The centerpiece will be huge tropical gardens spread over five floors in the air-conditioned area, but above all a gigantic waterfall over 40 meters high. The passage will contain a 130-room hotel and check-in facilities for passengers who then embark on a cruise or bus trip. At the same time, the arrival area of ​​Terminal 1 in the new complex will be expanded by 70 percent, which in turn will increase its capacity by three million passengers a year.

“The Jewel” also fulfills an important bridging function: It opens up the direct footpath from Terminal 1 to Terminals 2 and 3, which was previously not possible. With these expansion steps alone, the capacity of Changi Airport will increase from 66 million today to 85 million passengers by 2018 - in good time before the number of passengers actually reaches these values. The really big leap should then take place within the next ten years: The 1,300 hectare airport area will be almost doubled. The new area is called Changi East. An artificially created area is used for this. In addition to the two main tracks, both 4000 meters long and 60 meters wide, there is already a third, isolated track in the east, which is only 2750 meters long. It is currently used by the Singapore Air Force as part of Changi Air Base. Changi Airport is to take over this third runway by 2022. To do this, it will be extended to 4,000 meters and connected to the rest of the airport site with 40 kilometers of taxiways.

Terminal 5 should be ready by the middle of the next decade - a huge complex for around 50 million passengers. It will be one of the largest terminals in the world, of course with its own subway connection. SIA wants to bundle its entire flight operations here. "It will be a huge terminal and we are the biggest customer," says SIA boss Goh Choon Phong in an interview with FLUG REVUE. “We are cooperating with the government on this.
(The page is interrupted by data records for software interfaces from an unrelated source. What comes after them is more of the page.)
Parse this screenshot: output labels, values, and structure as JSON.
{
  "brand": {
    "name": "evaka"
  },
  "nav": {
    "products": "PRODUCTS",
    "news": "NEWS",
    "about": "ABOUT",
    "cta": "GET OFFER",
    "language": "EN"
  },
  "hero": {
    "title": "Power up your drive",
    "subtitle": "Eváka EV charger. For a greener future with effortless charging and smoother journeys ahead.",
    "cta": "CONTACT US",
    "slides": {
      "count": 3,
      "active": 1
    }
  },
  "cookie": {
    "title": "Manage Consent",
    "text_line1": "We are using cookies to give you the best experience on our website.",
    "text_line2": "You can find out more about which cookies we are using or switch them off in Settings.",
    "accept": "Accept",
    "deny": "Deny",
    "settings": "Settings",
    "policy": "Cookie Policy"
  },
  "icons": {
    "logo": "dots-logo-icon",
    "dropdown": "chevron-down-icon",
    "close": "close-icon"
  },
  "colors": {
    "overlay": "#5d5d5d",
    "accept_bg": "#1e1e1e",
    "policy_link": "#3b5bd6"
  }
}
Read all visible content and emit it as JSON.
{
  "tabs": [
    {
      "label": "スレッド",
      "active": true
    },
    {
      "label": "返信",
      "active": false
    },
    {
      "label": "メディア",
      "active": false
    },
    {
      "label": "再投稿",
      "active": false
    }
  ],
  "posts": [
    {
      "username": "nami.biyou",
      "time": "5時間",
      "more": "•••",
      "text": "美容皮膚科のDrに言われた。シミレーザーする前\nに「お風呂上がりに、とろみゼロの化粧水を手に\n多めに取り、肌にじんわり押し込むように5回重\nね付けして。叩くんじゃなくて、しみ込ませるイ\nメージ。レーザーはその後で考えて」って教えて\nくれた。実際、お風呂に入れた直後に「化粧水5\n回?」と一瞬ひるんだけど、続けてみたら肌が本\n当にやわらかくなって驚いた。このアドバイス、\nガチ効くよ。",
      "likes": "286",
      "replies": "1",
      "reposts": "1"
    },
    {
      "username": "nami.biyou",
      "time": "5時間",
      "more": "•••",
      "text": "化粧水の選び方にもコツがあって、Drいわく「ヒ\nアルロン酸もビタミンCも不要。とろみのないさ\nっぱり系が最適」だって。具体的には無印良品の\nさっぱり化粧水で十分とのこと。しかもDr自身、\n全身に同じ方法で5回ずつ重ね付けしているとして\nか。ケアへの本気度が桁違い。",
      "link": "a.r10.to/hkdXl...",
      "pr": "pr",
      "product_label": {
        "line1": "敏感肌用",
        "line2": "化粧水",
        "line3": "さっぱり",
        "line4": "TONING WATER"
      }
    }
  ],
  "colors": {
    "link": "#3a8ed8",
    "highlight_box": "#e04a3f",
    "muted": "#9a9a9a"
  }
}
We need a lot of discussion about how T5 is best designed. "

Today around 100 airlines already fly to Changi Airport, most recently Air New Zealand and Oman Air. Around 320 destinations worldwide are connected non-stop. "The geographical conditions make the airplane the only efficient means of transport in the Asia-Pacific region," says Choy Da Wen, head of the Changi East project. "And we are proud that we are always a little ahead of the demand curve."

FLUG REVUE edition 07/2016